(Source material)
════════════════
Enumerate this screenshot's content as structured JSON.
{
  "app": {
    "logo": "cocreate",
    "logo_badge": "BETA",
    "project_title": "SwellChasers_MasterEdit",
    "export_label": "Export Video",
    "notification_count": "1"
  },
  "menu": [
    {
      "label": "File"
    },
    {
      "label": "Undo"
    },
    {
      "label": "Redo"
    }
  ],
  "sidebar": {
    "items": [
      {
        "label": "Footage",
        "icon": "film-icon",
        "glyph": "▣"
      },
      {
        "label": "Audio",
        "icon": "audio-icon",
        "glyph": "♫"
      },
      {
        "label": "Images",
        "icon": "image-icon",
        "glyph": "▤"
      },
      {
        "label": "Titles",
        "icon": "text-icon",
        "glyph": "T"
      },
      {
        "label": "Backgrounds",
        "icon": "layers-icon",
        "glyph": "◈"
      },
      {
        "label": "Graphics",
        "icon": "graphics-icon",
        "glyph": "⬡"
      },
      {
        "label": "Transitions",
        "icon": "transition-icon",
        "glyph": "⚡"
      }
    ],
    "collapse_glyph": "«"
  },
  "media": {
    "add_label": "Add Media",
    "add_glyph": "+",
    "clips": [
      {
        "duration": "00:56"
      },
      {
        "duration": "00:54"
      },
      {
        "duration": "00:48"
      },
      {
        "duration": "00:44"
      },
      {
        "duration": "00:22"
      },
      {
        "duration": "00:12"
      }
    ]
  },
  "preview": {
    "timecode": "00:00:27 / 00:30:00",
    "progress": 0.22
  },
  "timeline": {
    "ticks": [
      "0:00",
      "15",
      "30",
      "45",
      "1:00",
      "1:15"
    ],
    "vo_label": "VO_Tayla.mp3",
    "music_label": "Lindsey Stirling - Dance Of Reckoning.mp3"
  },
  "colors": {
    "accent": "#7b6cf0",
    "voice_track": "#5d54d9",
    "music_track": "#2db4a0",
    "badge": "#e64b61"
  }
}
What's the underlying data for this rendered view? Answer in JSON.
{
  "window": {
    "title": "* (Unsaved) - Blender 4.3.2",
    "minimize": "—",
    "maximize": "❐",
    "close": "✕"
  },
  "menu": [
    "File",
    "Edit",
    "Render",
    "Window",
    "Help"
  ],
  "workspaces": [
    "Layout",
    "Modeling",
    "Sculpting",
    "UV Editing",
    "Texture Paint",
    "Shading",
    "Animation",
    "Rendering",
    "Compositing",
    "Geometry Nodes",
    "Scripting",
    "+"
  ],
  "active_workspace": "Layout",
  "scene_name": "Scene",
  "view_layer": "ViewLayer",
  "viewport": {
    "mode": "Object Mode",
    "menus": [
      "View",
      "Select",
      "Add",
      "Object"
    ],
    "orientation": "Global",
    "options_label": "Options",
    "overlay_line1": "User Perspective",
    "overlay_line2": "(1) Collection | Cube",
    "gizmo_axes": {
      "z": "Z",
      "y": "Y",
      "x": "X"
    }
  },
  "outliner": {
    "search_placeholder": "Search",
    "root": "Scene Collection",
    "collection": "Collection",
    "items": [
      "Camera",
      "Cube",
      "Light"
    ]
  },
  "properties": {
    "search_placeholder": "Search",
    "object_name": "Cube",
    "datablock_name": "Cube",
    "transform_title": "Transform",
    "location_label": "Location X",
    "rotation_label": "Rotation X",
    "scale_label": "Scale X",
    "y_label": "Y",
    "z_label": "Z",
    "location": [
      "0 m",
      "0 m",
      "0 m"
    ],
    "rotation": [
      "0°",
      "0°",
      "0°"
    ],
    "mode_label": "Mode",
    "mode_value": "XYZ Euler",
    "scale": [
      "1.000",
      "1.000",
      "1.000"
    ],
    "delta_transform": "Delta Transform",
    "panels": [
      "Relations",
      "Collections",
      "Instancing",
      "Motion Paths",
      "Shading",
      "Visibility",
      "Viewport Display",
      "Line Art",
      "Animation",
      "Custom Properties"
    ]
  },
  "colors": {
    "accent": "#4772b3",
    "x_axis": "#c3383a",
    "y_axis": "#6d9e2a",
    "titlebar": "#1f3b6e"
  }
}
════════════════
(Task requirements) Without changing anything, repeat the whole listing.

(Answer box)
Enumerate this screenshot's content as structured JSON.
{
  "app": {
    "logo": "cocreate",
    "logo_badge": "BETA",
    "project_title": "SwellChasers_MasterEdit",
    "export_label": "Export Video",
    "notification_count": "1"
  },
  "menu": [
    {
      "label": "File"
    },
    {
      "label": "Undo"
    },
    {
      "label": "Redo"
    }
  ],
  "sidebar": {
    "items": [
      {
        "label": "Footage",
        "icon": "film-icon",
        "glyph": "▣"
      },
      {
        "label": "Audio",
        "icon": "audio-icon",
        "glyph": "♫"
      },
      {
        "label": "Images",
        "icon": "image-icon",
        "glyph": "▤"
      },
      {
        "label": "Titles",
        "icon": "text-icon",
        "glyph": "T"
      },
      {
        "label": "Backgrounds",
        "icon": "layers-icon",
        "glyph": "◈"
      },
      {
        "label": "Graphics",
        "icon": "graphics-icon",
        "glyph": "⬡"
      },
      {
        "label": "Transitions",
        "icon": "transition-icon",
        "glyph": "⚡"
      }
    ],
    "collapse_glyph": "«"
  },
  "media": {
    "add_label": "Add Media",
    "add_glyph": "+",
    "clips": [
      {
        "duration": "00:56"
      },
      {
        "duration": "00:54"
      },
      {
        "duration": "00:48"
      },
      {
        "duration": "00:44"
      },
      {
        "duration": "00:22"
      },
      {
        "duration": "00:12"
      }
    ]
  },
  "preview": {
    "timecode": "00:00:27 / 00:30:00",
    "progress": 0.22
  },
  "timeline": {
    "ticks": [
      "0:00",
      "15",
      "30",
      "45",
      "1:00",
      "1:15"
    ],
    "vo_label": "VO_Tayla.mp3",
    "music_label": "Lindsey Stirling - Dance Of Reckoning.mp3"
  },
  "colors": {
    "accent": "#7b6cf0",
    "voice_track": "#5d54d9",
    "music_track": "#2db4a0",
    "badge": "#e64b61"
  }
}
What's the underlying data for this rendered view? Answer in JSON.
{
  "window": {
    "title": "* (Unsaved) - Blender 4.3.2",
    "minimize": "—",
    "maximize": "❐",
    "close": "✕"
  },
  "menu": [
    "File",
    "Edit",
    "Render",
    "Window",
    "Help"
  ],
  "workspaces": [
    "Layout",
    "Modeling",
    "Sculpting",
    "UV Editing",
    "Texture Paint",
    "Shading",
    "Animation",
    "Rendering",
    "Compositing",
    "Geometry Nodes",
    "Scripting",
    "+"
  ],
  "active_workspace": "Layout",
  "scene_name": "Scene",
  "view_layer": "ViewLayer",
  "viewport": {
    "mode": "Object Mode",
    "menus": [
      "View",
      "Select",
      "Add",
      "Object"
    ],
    "orientation": "Global",
    "options_label": "Options",
    "overlay_line1": "User Perspective",
    "overlay_line2": "(1) Collection | Cube",
    "gizmo_axes": {
      "z": "Z",
      "y": "Y",
      "x": "X"
    }
  },
  "outliner": {
    "search_placeholder": "Search",
    "root": "Scene Collection",
    "collection": "Collection",
    "items": [
      "Camera",
      "Cube",
      "Light"
    ]
  },
  "properties": {
    "search_placeholder": "Search",
    "object_name": "Cube",
    "datablock_name": "Cube",
    "transform_title": "Transform",
    "location_label": "Location X",
    "rotation_label": "Rotation X",
    "scale_label": "Scale X",
    "y_label": "Y",
    "z_label": "Z",
    "location": [
      "0 m",
      "0 m",
      "0 m"
    ],
    "rotation": [
      "0°",
      "0°",
      "0°"
    ],
    "mode_label": "Mode",
    "mode_value": "XYZ Euler",
    "scale": [
      "1.000",
      "1.000",
      "1.000"
    ],
    "delta_transform": "Delta Transform",
    "panels": [
      "Relations",
      "Collections",
      "Instancing",
      "Motion Paths",
      "Shading",
      "Visibility",
      "Viewport Display",
      "Line Art",
      "Animation",
      "Custom Properties"
    ]
  },
  "colors": {
    "accent": "#4772b3",
    "x_axis": "#c3383a",
    "y_axis": "#6d9e2a",
    "titlebar": "#1f3b6e"
  }
}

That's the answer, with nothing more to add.